> WHAT YOU HAVE TO DO
How many lines in the records below contain the word "contribute"? Answer with the number and nothing else.
- Opening Delimiter -
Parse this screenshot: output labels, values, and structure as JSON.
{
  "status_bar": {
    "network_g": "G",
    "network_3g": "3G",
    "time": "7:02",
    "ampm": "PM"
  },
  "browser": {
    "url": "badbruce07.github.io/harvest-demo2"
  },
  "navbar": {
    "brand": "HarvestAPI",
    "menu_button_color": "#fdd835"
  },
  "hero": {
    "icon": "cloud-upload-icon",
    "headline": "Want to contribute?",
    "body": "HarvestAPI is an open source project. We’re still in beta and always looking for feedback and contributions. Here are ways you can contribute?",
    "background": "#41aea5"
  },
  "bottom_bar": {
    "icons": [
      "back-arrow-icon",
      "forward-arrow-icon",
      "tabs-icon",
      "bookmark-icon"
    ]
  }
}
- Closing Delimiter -
> TASK RESPONSE
2